Infrastructure as the Origin of Inequities: A Case of Global Digital Humanities
The COVID-19 pandemic has been an exceptional time that forced society to shift everyday life to online spaces and create provisional forms of doing and acting. It has prompted a narrative of a compressed and connected world in a Zoom meeting. The pandemic outbreak, however, has also disclosed long-standing and deep structural inequities that run along demographic, geopolitical, and infrastructure fault lines. I argue that this is a good time to reconsider some of the pressing questions: How do the power dynamics of actors of knowledge production (e.g., information infrastructures, digital libraries, and publishers) define and materialize the contours of global science and humanities?
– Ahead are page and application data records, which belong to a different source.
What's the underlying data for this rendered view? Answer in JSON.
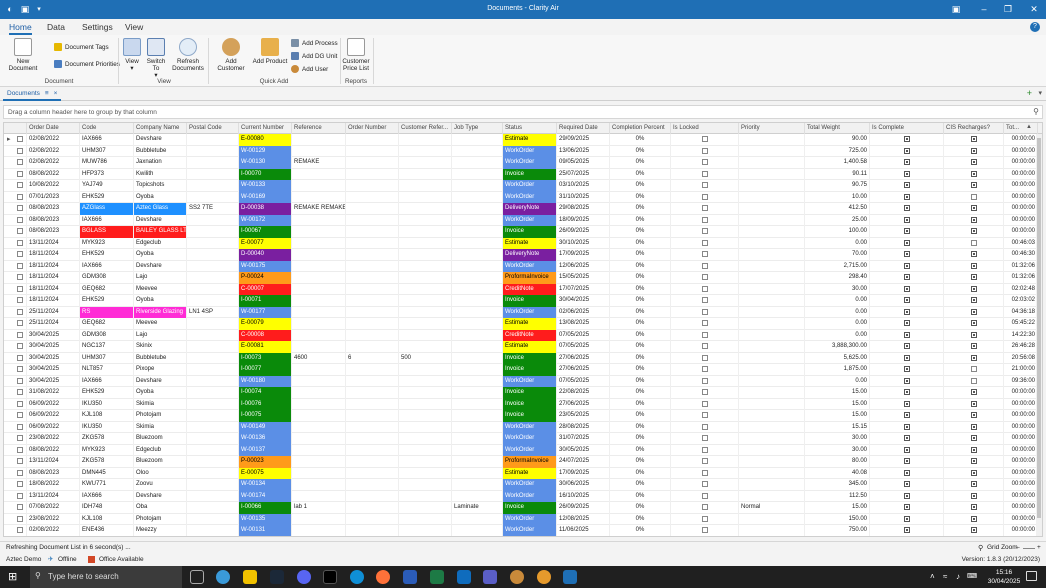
{
  "window": {
    "title": "Documents - Clarity Air"
  },
  "ribbon_tabs": [
    "Home",
    "Data",
    "Settings",
    "View"
  ],
  "ribbon": {
    "new_document": "New Document",
    "document_tags": "Document Tags",
    "document_priorities": "Document Priorities",
    "view": "View",
    "switch_to": "Switch To",
    "refresh_documents": "Refresh Documents",
    "add_customer": "Add Customer",
    "add_product": "Add Product",
    "add_process": "Add Process",
    "add_dg_unit": "Add DG Unit",
    "add_user": "Add User",
    "customer_price_list": "Customer Price List",
    "groups": {
      "document": "Document",
      "view": "View",
      "quick_add": "Quick Add",
      "reports": "Reports"
    }
  },
  "doc_tab": {
    "label": "Documents",
    "pin": "≡",
    "close": "×"
  },
  "group_panel": "Drag a column header here to group by that column",
  "columns": [
    "Order Date",
    "Code",
    "Company Name",
    "Postal Code",
    "Current Number",
    "Reference",
    "Order Number",
    "Customer Refer...",
    "Job Type",
    "Status",
    "Required Date",
    "Completion Percent",
    "Is Locked",
    "Priority",
    "Total Weight",
    "Is Complete",
    "CIS Recharges?",
    "Tot..."
  ],
  "rows": [
    [
      "02/08/2022",
      "IAX666",
      "Devshare",
      "",
      "E-00080",
      "",
      "",
      "",
      "",
      "Estimate",
      "29/09/2025",
      "0%",
      "",
      "",
      "90.00",
      "1",
      "1",
      "00:00:00"
    ],
    [
      "02/08/2022",
      "UHM307",
      "Bubbletube",
      "",
      "W-00129",
      "",
      "",
      "",
      "",
      "WorkOrder",
      "13/06/2025",
      "0%",
      "",
      "",
      "725.00",
      "1",
      "1",
      "00:00:00"
    ],
    [
      "02/08/2022",
      "MUW786",
      "Jaxnation",
      "",
      "W-00130",
      "REMAKE",
      "",
      "",
      "",
      "WorkOrder",
      "09/05/2025",
      "0%",
      "",
      "",
      "1,400.58",
      "1",
      "1",
      "00:00:00"
    ],
    [
      "08/08/2022",
      "HFP373",
      "Kwilith",
      "",
      "I-00070",
      "",
      "",
      "",
      "",
      "Invoice",
      "25/07/2025",
      "0%",
      "",
      "",
      "90.11",
      "1",
      "1",
      "00:00:00"
    ],
    [
      "10/08/2022",
      "YAJ749",
      "Topicshots",
      "",
      "W-00133",
      "",
      "",
      "",
      "",
      "WorkOrder",
      "03/10/2025",
      "0%",
      "",
      "",
      "90.75",
      "1",
      "1",
      "00:00:00"
    ],
    [
      "07/01/2023",
      "EHK529",
      "Oyoba",
      "",
      "W-00169",
      "",
      "",
      "",
      "",
      "WorkOrder",
      "31/10/2025",
      "0%",
      "",
      "",
      "10.00",
      "1",
      "0",
      "00:00:00"
    ],
    [
      "08/08/2023",
      "AZGlass",
      "Aztec Glass",
      "SS2 7TE",
      "D-00038",
      "REMAKE REMAKE",
      "",
      "",
      "",
      "DeliveryNote",
      "29/08/2025",
      "0%",
      "",
      "",
      "412.50",
      "1",
      "1",
      "00:00:00"
    ],
    [
      "08/08/2023",
      "IAX666",
      "Devshare",
      "",
      "W-00172",
      "",
      "",
      "",
      "",
      "WorkOrder",
      "18/09/2025",
      "0%",
      "",
      "",
      "25.00",
      "1",
      "1",
      "00:00:00"
    ],
    [
      "08/08/2023",
      "BGLASS",
      "BAILEY GLASS LTD",
      "",
      "I-00067",
      "",
      "",
      "",
      "",
      "Invoice",
      "26/09/2025",
      "0%",
      "",
      "",
      "100.00",
      "1",
      "1",
      "00:00:00"
    ],
    [
      "13/11/2024",
      "MYK923",
      "Edgeclub",
      "",
      "E-00077",
      "",
      "",
      "",
      "",
      "Estimate",
      "30/10/2025",
      "0%",
      "",
      "",
      "0.00",
      "1",
      "0",
      "00:46:03"
    ],
    [
      "18/11/2024",
      "EHK529",
      "Oyoba",
      "",
      "D-00040",
      "",
      "",
      "",
      "",
      "DeliveryNote",
      "17/09/2025",
      "0%",
      "",
      "",
      "70.00",
      "1",
      "1",
      "00:46:30"
    ],
    [
      "18/11/2024",
      "IAX666",
      "Devshare",
      "",
      "W-00175",
      "",
      "",
      "",
      "",
      "WorkOrder",
      "12/06/2025",
      "0%",
      "",
      "",
      "2,715.00",
      "1",
      "1",
      "01:32:06"
    ],
    [
      "18/11/2024",
      "GDM308",
      "Lajo",
      "",
      "P-00024",
      "",
      "",
      "",
      "",
      "ProformaInvoice",
      "15/05/2025",
      "0%",
      "",
      "",
      "298.40",
      "1",
      "1",
      "01:32:06"
    ],
    [
      "18/11/2024",
      "GEQ682",
      "Meevee",
      "",
      "C-00007",
      "",
      "",
      "",
      "",
      "CreditNote",
      "17/07/2025",
      "0%",
      "",
      "",
      "30.00",
      "1",
      "1",
      "02:02:48"
    ],
    [
      "18/11/2024",
      "EHK529",
      "Oyoba",
      "",
      "I-00071",
      "",
      "",
      "",
      "",
      "Invoice",
      "30/04/2025",
      "0%",
      "",
      "",
      "0.00",
      "1",
      "1",
      "02:03:02"
    ],
    [
      "25/11/2024",
      "RS",
      "Riverside Glazing",
      "LN1 4SP",
      "W-00177",
      "",
      "",
      "",
      "",
      "WorkOrder",
      "02/06/2025",
      "0%",
      "",
      "",
      "0.00",
      "1",
      "1",
      "04:36:18"
    ],
    [
      "25/11/2024",
      "GEQ682",
      "Meevee",
      "",
      "E-00079",
      "",
      "",
      "",
      "",
      "Estimate",
      "13/08/2025",
      "0%",
      "",
      "",
      "0.00",
      "1",
      "1",
      "05:45:22"
    ],
    [
      "30/04/2025",
      "GDM308",
      "Lajo",
      "",
      "C-00008",
      "",
      "",
      "",
      "",
      "CreditNote",
      "07/05/2025",
      "0%",
      "",
      "",
      "0.00",
      "1",
      "1",
      "14:22:30"
    ],
    [
      "30/04/2025",
      "NGC137",
      "Skinix",
      "",
      "E-00081",
      "",
      "",
      "",
      "",
      "Estimate",
      "07/05/2025",
      "0%",
      "",
      "",
      "3,888,300.00",
      "1",
      "1",
      "26:46:28"
    ],
    [
      "30/04/2025",
      "UHM307",
      "Bubbletube",
      "",
      "I-00073",
      "4600",
      "6",
      "500",
      "",
      "Invoice",
      "27/06/2025",
      "0%",
      "",
      "",
      "5,625.00",
      "1",
      "1",
      "20:56:08"
    ],
    [
      "30/04/2025",
      "NLT857",
      "Pixope",
      "",
      "I-00077",
      "",
      "",
      "",
      "",
      "Invoice",
      "27/06/2025",
      "0%",
      "",
      "",
      "1,875.00",
      "1",
      "0",
      "21:00:00"
    ],
    [
      "30/04/2025",
      "IAX666",
      "Devshare",
      "",
      "W-00180",
      "",
      "",
      "",
      "",
      "WorkOrder",
      "07/05/2025",
      "0%",
      "",
      "",
      "0.00",
      "1",
      "0",
      "09:36:00"
    ],
    [
      "31/08/2022",
      "EHK529",
      "Oyoba",
      "",
      "I-00074",
      "",
      "",
      "",
      "",
      "Invoice",
      "22/08/2025",
      "0%",
      "",
      "",
      "15.00",
      "1",
      "1",
      "00:00:00"
    ],
    [
      "06/09/2022",
      "IKU350",
      "Skimia",
      "",
      "I-00076",
      "",
      "",
      "",
      "",
      "Invoice",
      "27/06/2025",
      "0%",
      "",
      "",
      "15.00",
      "1",
      "1",
      "00:00:00"
    ],
    [
      "06/09/2022",
      "KJL108",
      "Photojam",
      "",
      "I-00075",
      "",
      "",
      "",
      "",
      "Invoice",
      "23/05/2025",
      "0%",
      "",
      "",
      "15.00",
      "1",
      "1",
      "00:00:00"
    ],
    [
      "06/09/2022",
      "IKU350",
      "Skimia",
      "",
      "W-00149",
      "",
      "",
      "",
      "",
      "WorkOrder",
      "28/08/2025",
      "0%",
      "",
      "",
      "15.15",
      "1",
      "1",
      "00:00:00"
    ],
    [
      "23/08/2022",
      "ZKG578",
      "Bluezoom",
      "",
      "W-00136",
      "",
      "",
      "",
      "",
      "WorkOrder",
      "31/07/2025",
      "0%",
      "",
      "",
      "30.00",
      "1",
      "1",
      "00:00:00"
    ],
    [
      "08/08/2022",
      "MYK923",
      "Edgeclub",
      "",
      "W-00137",
      "",
      "",
      "",
      "",
      "WorkOrder",
      "30/05/2025",
      "0%",
      "",
      "",
      "30.00",
      "1",
      "1",
      "00:00:00"
    ],
    [
      "13/11/2024",
      "ZKG578",
      "Bluezoom",
      "",
      "P-00023",
      "",
      "",
      "",
      "",
      "ProformaInvoice",
      "24/07/2025",
      "0%",
      "",
      "",
      "80.00",
      "1",
      "1",
      "00:00:00"
    ],
    [
      "08/08/2023",
      "DMN445",
      "Oloo",
      "",
      "E-00075",
      "",
      "",
      "",
      "",
      "Estimate",
      "17/09/2025",
      "0%",
      "",
      "",
      "40.08",
      "1",
      "1",
      "00:00:00"
    ],
    [
      "18/08/2022",
      "KWU771",
      "Zoovu",
      "",
      "W-00134",
      "",
      "",
      "",
      "",
      "WorkOrder",
      "30/06/2025",
      "0%",
      "",
      "",
      "345.00",
      "1",
      "1",
      "00:00:00"
    ],
    [
      "13/11/2024",
      "IAX666",
      "Devshare",
      "",
      "W-00174",
      "",
      "",
      "",
      "",
      "WorkOrder",
      "16/10/2025",
      "0%",
      "",
      "",
      "112.50",
      "1",
      "1",
      "00:00:00"
    ],
    [
      "07/08/2022",
      "IDH748",
      "Oba",
      "",
      "I-00066",
      "lab 1",
      "",
      "",
      "Laminate",
      "Invoice",
      "26/09/2025",
      "0%",
      "",
      "Normal",
      "15.00",
      "1",
      "1",
      "00:00:00"
    ],
    [
      "23/08/2022",
      "KJL108",
      "Photojam",
      "",
      "W-00135",
      "",
      "",
      "",
      "",
      "WorkOrder",
      "12/08/2025",
      "0%",
      "",
      "",
      "150.00",
      "1",
      "1",
      "00:00:00"
    ],
    [
      "02/08/2022",
      "ENE436",
      "Meezzy",
      "",
      "W-00131",
      "",
      "",
      "",
      "",
      "WorkOrder",
      "11/06/2025",
      "0%",
      "",
      "",
      "750.00",
      "1",
      "1",
      "00:00:00"
    ]
  ],
  "colors": {
    "Estimate": "#ffff00",
    "WorkOrder": "#5b8fe6",
    "Invoice": "#0a8a0a",
    "DeliveryNote": "#7a1fa0",
    "ProformaInvoice": "#ff9a1a",
    "CreditNote": "#ff1c1c",
    "AZGlass": "#1e90ff",
    "BGLASS": "#ff1c1c",
    "RS": "#ff2bd6"
  },
  "status": {
    "refresh": "Refreshing Document List in 6 second(s) ...",
    "grid_zoom": "Grid Zoom",
    "company": "Aztec Demo",
    "offline": "Offline",
    "office": "Office Available",
    "version": "Version: 1.8.3 (20/12/2023)"
  },
  "taskbar": {
    "search_placeholder": "Type here to search",
    "time": "15:16",
    "date": "30/04/2025"
  }
}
Where are we now in our efforts to improve a networked global science and education based on values of equal access to resources, inclusive participation, and the diversity of epistemologies?
In this presentation, I aim to reflect on global dimensions of knowledge infrastructure to understand the specification and realization of global digital humanities – the branch of digital humanities (DH) focused on the global development of the field and representation of the DH community. I propose to look at the social side of the aspects of infrastructure – connection, standardization, and access – to comprehend the global configuration of DH. Along with the expansion across the world, DH communities face issues of unequal participation and opportunities in developing the field. I aim to show that discrepancies in the global development of DH lie at the root of existing infrastructure inequalities. Drawing on the field of science and technology studies, I argue that in order to overcome these imbalances, the community can seek to practice “infrastructuring” global DH; this means to build an inclusive network of unique nodes of local communities on the top of the geopolitical system of knowledge infrastructure.